“We were on before him at the ARC festival,” Vitale recalls, referencing last year’s Chicago gathering where they were joined by the likes of The Blessed Madonna, Honey Dijon, Moodymann, and Carl Craig. “Simone and I are big fans of Eric and his music, so we asked his tour manager if we were able to stay on the side of the stage while he was playing. just to enjoy his music. And then he said, ‘No problem at all — right guys, you’re free to do whatever you want.’ And we sat down on the side of the stage, just looking and enjoying Eric for two hours. That was an amazing experience.” We suspect they're getting used to that kind of experience by now — but still, his thrill in the retelling is palpable.

It’s going to be a busy summer for the MEDUZA trio. Besides perfecting the updated ODIZZEA show, they’ve recently launched AETERNA Records, an outlet for the threesome’s club-oriented house excursions. “When we are in the studio working on club stuff, we are free to experiment with new sounds,” Vitale says, “and if those experiments work, we can bring them to the label. The label will also be a space for young talents. In Italy, we see a lot of DJs that are really talented, but they don't have space to emerge. They don't have the right place to express their music and themselves.”

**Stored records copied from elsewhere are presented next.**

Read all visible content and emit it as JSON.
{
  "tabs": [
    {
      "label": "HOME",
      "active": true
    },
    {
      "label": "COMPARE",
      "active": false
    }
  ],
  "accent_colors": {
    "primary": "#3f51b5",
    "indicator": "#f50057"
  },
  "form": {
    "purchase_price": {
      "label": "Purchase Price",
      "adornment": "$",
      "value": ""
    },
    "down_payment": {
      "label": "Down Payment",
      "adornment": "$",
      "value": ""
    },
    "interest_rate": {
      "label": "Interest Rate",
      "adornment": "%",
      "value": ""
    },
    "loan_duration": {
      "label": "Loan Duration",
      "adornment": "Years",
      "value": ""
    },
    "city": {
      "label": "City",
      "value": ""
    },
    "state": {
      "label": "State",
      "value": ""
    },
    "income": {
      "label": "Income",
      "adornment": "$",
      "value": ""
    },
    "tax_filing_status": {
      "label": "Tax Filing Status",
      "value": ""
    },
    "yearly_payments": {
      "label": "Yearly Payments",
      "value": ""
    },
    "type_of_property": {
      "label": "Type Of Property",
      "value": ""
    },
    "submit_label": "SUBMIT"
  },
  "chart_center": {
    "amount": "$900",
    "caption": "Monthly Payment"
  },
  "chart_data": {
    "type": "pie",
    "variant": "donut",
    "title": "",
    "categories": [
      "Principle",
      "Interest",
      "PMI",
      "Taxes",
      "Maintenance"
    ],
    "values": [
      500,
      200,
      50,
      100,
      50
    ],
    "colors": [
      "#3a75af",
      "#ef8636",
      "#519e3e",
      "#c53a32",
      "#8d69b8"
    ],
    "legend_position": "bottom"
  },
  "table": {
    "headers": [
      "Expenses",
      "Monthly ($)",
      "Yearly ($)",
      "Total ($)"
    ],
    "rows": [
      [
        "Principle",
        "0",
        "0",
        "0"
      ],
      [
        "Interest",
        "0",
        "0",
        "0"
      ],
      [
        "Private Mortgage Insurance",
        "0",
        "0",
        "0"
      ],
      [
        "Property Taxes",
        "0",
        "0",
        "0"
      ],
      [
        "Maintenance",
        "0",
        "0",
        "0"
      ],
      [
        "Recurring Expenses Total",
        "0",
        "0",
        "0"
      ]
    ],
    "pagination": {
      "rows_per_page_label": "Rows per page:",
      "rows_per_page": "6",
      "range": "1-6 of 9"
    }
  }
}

There are, of course, gigs to be played — Long Beach, California’s Day Trip festival and Chicago’s Lollapalooza are on the horizon, along with a slew of club dates — and music to be worked on. They claim to have a thousand or more demos on the MEDUZA hard drive, awaiting their magic touch.

“Maybe they are hits or maybe not,” Vitale says. “We will see. But really, we’re just doing what we love. We love music, we love DJing, and for this all to happen... We feel blessed. We’ve just had that luck that all artists in this world need to have. You have to be there at the right place at the right time, with the right team. Right now, really, we’re still just living day to day — and we’re still happy to live that way.” With the results that MEDUZA has gotten through that approach, who can argue?

Bruce Tantum is DJ Mag’s North America editor. Follow them on Twitter @BruceTantum

Photographer: Dan Reid
Styled by: Nick Ceroni @Sugarkane Studio
Assisted by: Ilaria Taccini, Noemi Manago, Simone Morelli, Paolo Sbaraglia